━━━ RECORDS SUPPLIED ━━━
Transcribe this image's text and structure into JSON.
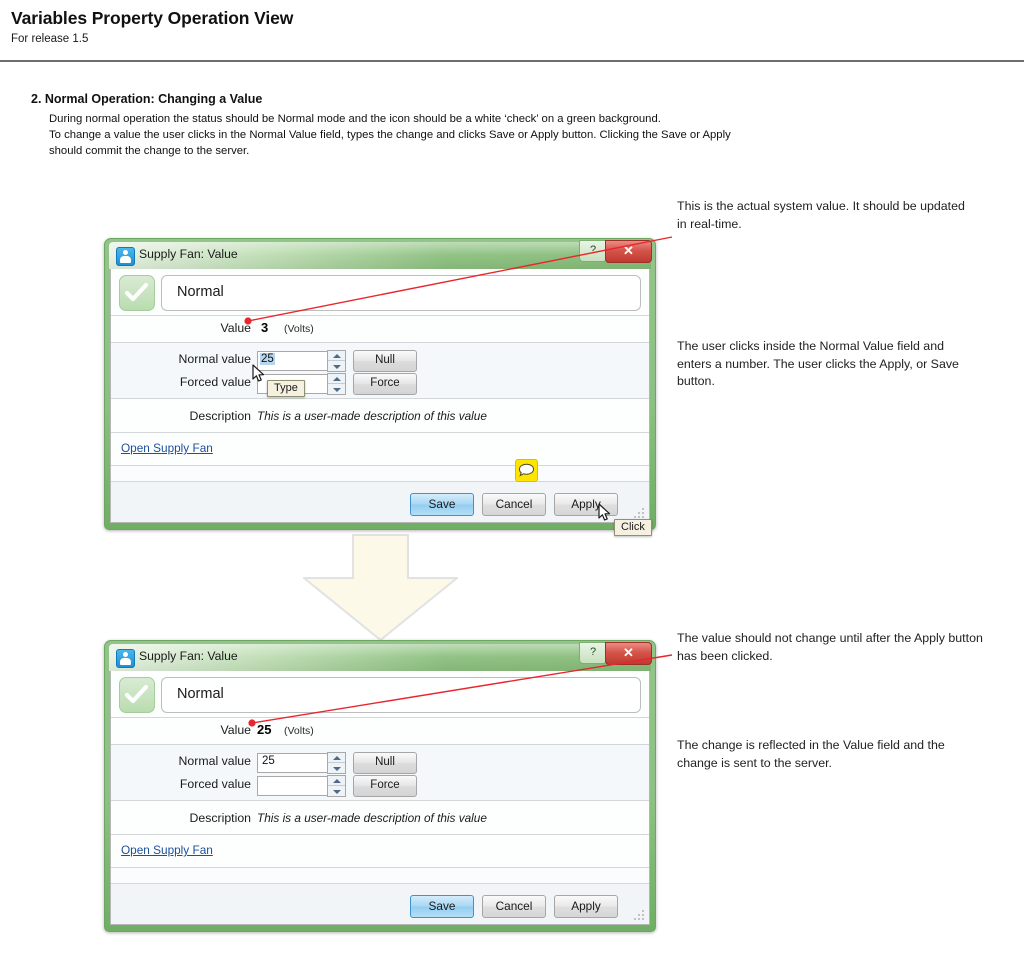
{
  "header": {
    "title": "Variables Property Operation View",
    "subtitle": "For release 1.5"
  },
  "section": {
    "heading": "2. Normal Operation: Changing a Value",
    "lines": [
      "During normal operation the status should be Normal mode and the icon should be a white ‘check’ on a green background.",
      "To change a value the user clicks in the Normal Value field, types the change and clicks Save or Apply button. Clicking the Save or Apply",
      "should commit the change to the server."
    ]
  },
  "annotations": {
    "a1": "This is the actual system value. It should be updated in real-time.",
    "a2": "The user clicks inside the Normal Value field and enters a number. The user clicks the Apply, or Save button.",
    "a3": "The value should not change until after the Apply button has been clicked.",
    "a4": "The change is reflected in the Value field and the change is sent to the server."
  },
  "dialog_before": {
    "title": "Supply Fan: Value",
    "app_icon": "user-icon",
    "help_label": "?",
    "close_label": "✕",
    "status_label": "Normal",
    "status_icon": "check-icon",
    "value_label": "Value",
    "value_number": "3",
    "value_unit": "(Volts)",
    "normal_label": "Normal value",
    "normal_value": "25",
    "forced_label": "Forced value",
    "forced_value": "",
    "null_button": "Null",
    "force_button": "Force",
    "description_label": "Description",
    "description_text": "This is a user-made description of this value",
    "link": "Open Supply Fan",
    "save_button": "Save",
    "cancel_button": "Cancel",
    "apply_button": "Apply",
    "tooltip_type": "Type",
    "tooltip_click": "Click",
    "note_icon": "comment-icon"
  },
  "dialog_after": {
    "title": "Supply Fan: Value",
    "app_icon": "user-icon",
    "help_label": "?",
    "close_label": "✕",
    "status_label": "Normal",
    "status_icon": "check-icon",
    "value_label": "Value",
    "value_number": "25",
    "value_unit": "(Volts)",
    "normal_label": "Normal value",
    "normal_value": "25",
    "forced_label": "Forced value",
    "forced_value": "",
    "null_button": "Null",
    "force_button": "Force",
    "description_label": "Description",
    "description_text": "This is a user-made description of this value",
    "link": "Open Supply Fan",
    "save_button": "Save",
    "cancel_button": "Cancel",
    "apply_button": "Apply"
  },
  "colors": {
    "window_frame_green": "#8dc183",
    "titlebar_green": "#8cc07f",
    "close_red": "#bf3a30",
    "status_green": "#b9dcaf",
    "primary_button_blue": "#93cdf1",
    "link_blue": "#1d4f9c",
    "leader_red": "#e8262d",
    "note_yellow": "#ffe400",
    "arrow_cream": "#fcf9e8"
  }
}
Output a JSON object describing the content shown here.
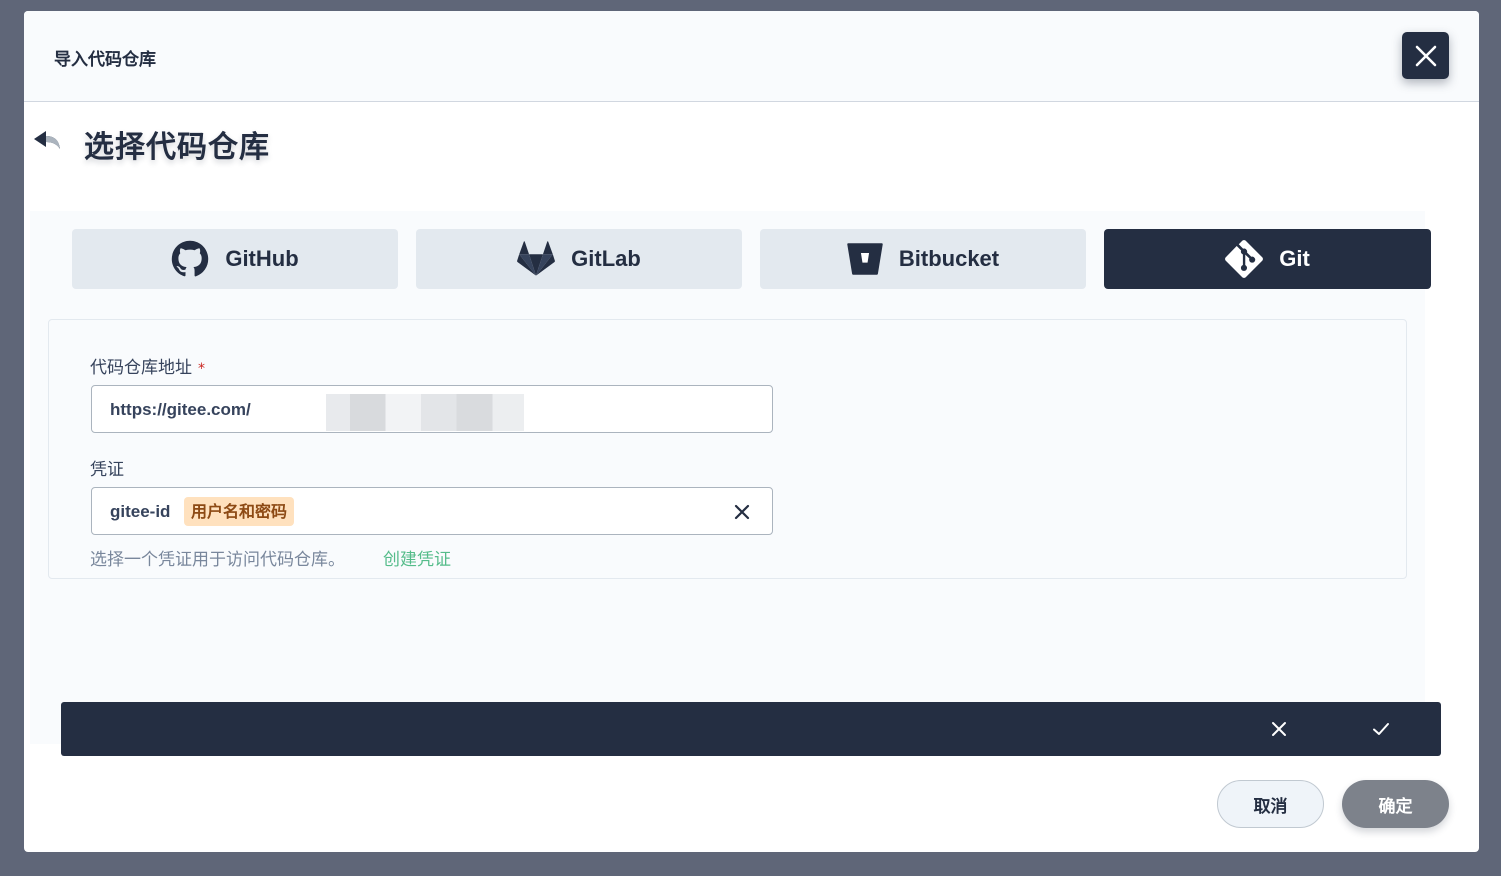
{
  "modal": {
    "title": "导入代码仓库",
    "page_title": "选择代码仓库"
  },
  "tabs": [
    {
      "label": "GitHub",
      "icon": "github-icon"
    },
    {
      "label": "GitLab",
      "icon": "gitlab-icon"
    },
    {
      "label": "Bitbucket",
      "icon": "bitbucket-icon"
    },
    {
      "label": "Git",
      "icon": "git-icon",
      "active": true
    }
  ],
  "form": {
    "repo_url_label": "代码仓库地址",
    "required_mark": "*",
    "repo_url_value": "https://gitee.com/",
    "credential_label": "凭证",
    "credential_value": "gitee-id",
    "credential_type": "用户名和密码",
    "hint": "选择一个凭证用于访问代码仓库。",
    "create_link": "创建凭证"
  },
  "footer": {
    "cancel_label": "取消",
    "ok_label": "确定"
  },
  "colors": {
    "primary_dark": "#242e42",
    "accent_green": "#55bc8a",
    "tag_bg": "#ffe1be",
    "required_red": "#ca2621"
  }
}
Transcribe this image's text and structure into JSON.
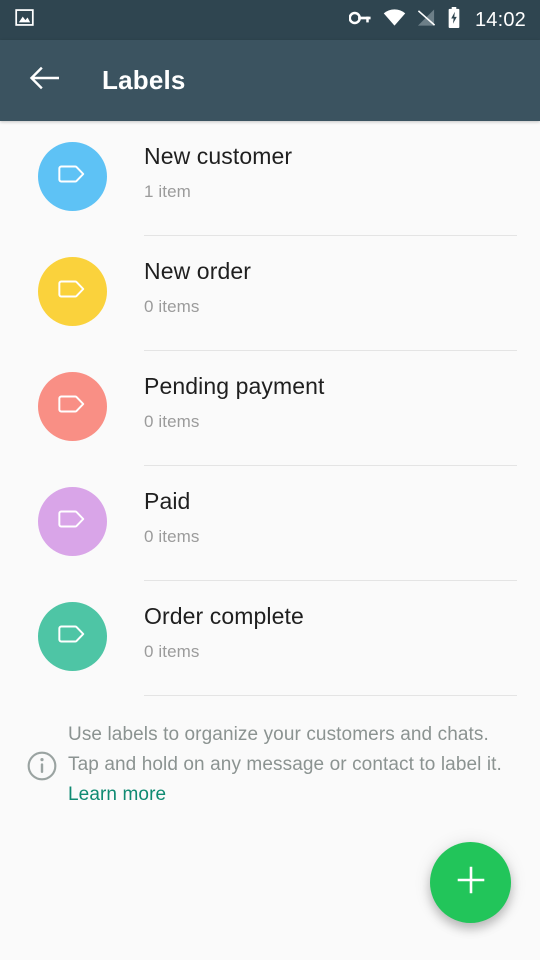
{
  "status_bar": {
    "notification_icon": "image-icon",
    "icons": [
      "vpn-key-icon",
      "wifi-icon",
      "no-sim-signal-icon",
      "battery-charging-icon"
    ],
    "time": "14:02",
    "background_color": "#2f4550"
  },
  "app_bar": {
    "back_icon": "arrow-back-icon",
    "title": "Labels",
    "background_color": "#3b5360"
  },
  "labels": [
    {
      "name": "New customer",
      "count_text": "1 item",
      "color": "#5ec2f5",
      "icon": "label-tag-icon"
    },
    {
      "name": "New order",
      "count_text": "0 items",
      "color": "#fad23c",
      "icon": "label-tag-icon"
    },
    {
      "name": "Pending payment",
      "count_text": "0 items",
      "color": "#f98f85",
      "icon": "label-tag-icon"
    },
    {
      "name": "Paid",
      "count_text": "0 items",
      "color": "#d9a5e8",
      "icon": "label-tag-icon"
    },
    {
      "name": "Order complete",
      "count_text": "0 items",
      "color": "#4ec5a5",
      "icon": "label-tag-icon"
    }
  ],
  "info": {
    "icon": "info-circle-icon",
    "text": "Use labels to organize your customers and chats. Tap and hold on any message or contact to label it.",
    "link_label": "Learn more",
    "link_color": "#0f8a72"
  },
  "fab": {
    "icon": "plus-icon",
    "color": "#22c55a",
    "label": "Add label"
  }
}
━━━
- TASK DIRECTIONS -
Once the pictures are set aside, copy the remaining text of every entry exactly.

- RESULT -
Transcribe this image's text and structure into JSON.
{
  "header": {
    "title": "Variables Property Operation View",
    "subtitle": "For release 1.5"
  },
  "section": {
    "heading": "2. Normal Operation: Changing a Value",
    "lines": [
      "During normal operation the status should be Normal mode and the icon should be a white ‘check’ on a green background.",
      "To change a value the user clicks in the Normal Value field, types the change and clicks Save or Apply button. Clicking the Save or Apply",
      "should commit the change to the server."
    ]
  },
  "annotations": {
    "a1": "This is the actual system value. It should be updated in real-time.",
    "a2": "The user clicks inside the Normal Value field and enters a number. The user clicks the Apply, or Save button.",
    "a3": "The value should not change until after the Apply button has been clicked.",
    "a4": "The change is reflected in the Value field and the change is sent to the server."
  },
  "dialog_before": {
    "title": "Supply Fan: Value",
    "app_icon": "user-icon",
    "help_label": "?",
    "close_label": "✕",
    "status_label": "Normal",
    "status_icon": "check-icon",
    "value_label": "Value",
    "value_number": "3",
    "value_unit": "(Volts)",
    "normal_label": "Normal value",
    "normal_value": "25",
    "forced_label": "Forced value",
    "forced_value": "",
    "null_button": "Null",
    "force_button": "Force",
    "description_label": "Description",
    "description_text": "This is a user-made description of this value",
    "link": "Open Supply Fan",
    "save_button": "Save",
    "cancel_button": "Cancel",
    "apply_button": "Apply",
    "tooltip_type": "Type",
    "tooltip_click": "Click",
    "note_icon": "comment-icon"
  },
  "dialog_after": {
    "title": "Supply Fan: Value",
    "app_icon": "user-icon",
    "help_label": "?",
    "close_label": "✕",
    "status_label": "Normal",
    "status_icon": "check-icon",
    "value_label": "Value",
    "value_number": "25",
    "value_unit": "(Volts)",
    "normal_label": "Normal value",
    "normal_value": "25",
    "forced_label": "Forced value",
    "forced_value": "",
    "null_button": "Null",
    "force_button": "Force",
    "description_label": "Description",
    "description_text": "This is a user-made description of this value",
    "link": "Open Supply Fan",
    "save_button": "Save",
    "cancel_button": "Cancel",
    "apply_button": "Apply"
  },
  "colors": {
    "window_frame_green": "#8dc183",
    "titlebar_green": "#8cc07f",
    "close_red": "#bf3a30",
    "status_green": "#b9dcaf",
    "primary_button_blue": "#93cdf1",
    "link_blue": "#1d4f9c",
    "leader_red": "#e8262d",
    "note_yellow": "#ffe400",
    "arrow_cream": "#fcf9e8"
  }
}
Output a JSON object describing the content shown here.
{
  "modal": {
    "title": "导入代码仓库",
    "page_title": "选择代码仓库"
  },
  "tabs": [
    {
      "label": "GitHub",
      "icon": "github-icon"
    },
    {
      "label": "GitLab",
      "icon": "gitlab-icon"
    },
    {
      "label": "Bitbucket",
      "icon": "bitbucket-icon"
    },
    {
      "label": "Git",
      "icon": "git-icon",
      "active": true
    }
  ],
  "form": {
    "repo_url_label": "代码仓库地址",
    "required_mark": "*",
    "repo_url_value": "https://gitee.com/",
    "credential_label": "凭证",
    "credential_value": "gitee-id",
    "credential_type": "用户名和密码",
    "hint": "选择一个凭证用于访问代码仓库。",
    "create_link": "创建凭证"
  },
  "footer": {
    "cancel_label": "取消",
    "ok_label": "确定"
  },
  "colors": {
    "primary_dark": "#242e42",
    "accent_green": "#55bc8a",
    "tag_bg": "#ffe1be",
    "required_red": "#ca2621"
  }
}
Transcribe this image's text and structure into JSON.
{
  "status_bar": {
    "notification_icon": "image-icon",
    "icons": [
      "vpn-key-icon",
      "wifi-icon",
      "no-sim-signal-icon",
      "battery-charging-icon"
    ],
    "time": "14:02",
    "background_color": "#2f4550"
  },
  "app_bar": {
    "back_icon": "arrow-back-icon",
    "title": "Labels",
    "background_color": "#3b5360"
  },
  "labels": [
    {
      "name": "New customer",
      "count_text": "1 item",
      "color": "#5ec2f5",
      "icon": "label-tag-icon"
    },
    {
      "name": "New order",
      "count_text": "0 items",
      "color": "#fad23c",
      "icon": "label-tag-icon"
    },
    {
      "name": "Pending payment",
      "count_text": "0 items",
      "color": "#f98f85",
      "icon": "label-tag-icon"
    },
    {
      "name": "Paid",
      "count_text": "0 items",
      "color": "#d9a5e8",
      "icon": "label-tag-icon"
    },
    {
      "name": "Order complete",
      "count_text": "0 items",
      "color": "#4ec5a5",
      "icon": "label-tag-icon"
    }
  ],
  "info": {
    "icon": "info-circle-icon",
    "text": "Use labels to organize your customers and chats. Tap and hold on any message or contact to label it.",
    "link_label": "Learn more",
    "link_color": "#0f8a72"
  },
  "fab": {
    "icon": "plus-icon",
    "color": "#22c55a",
    "label": "Add label"
  }
}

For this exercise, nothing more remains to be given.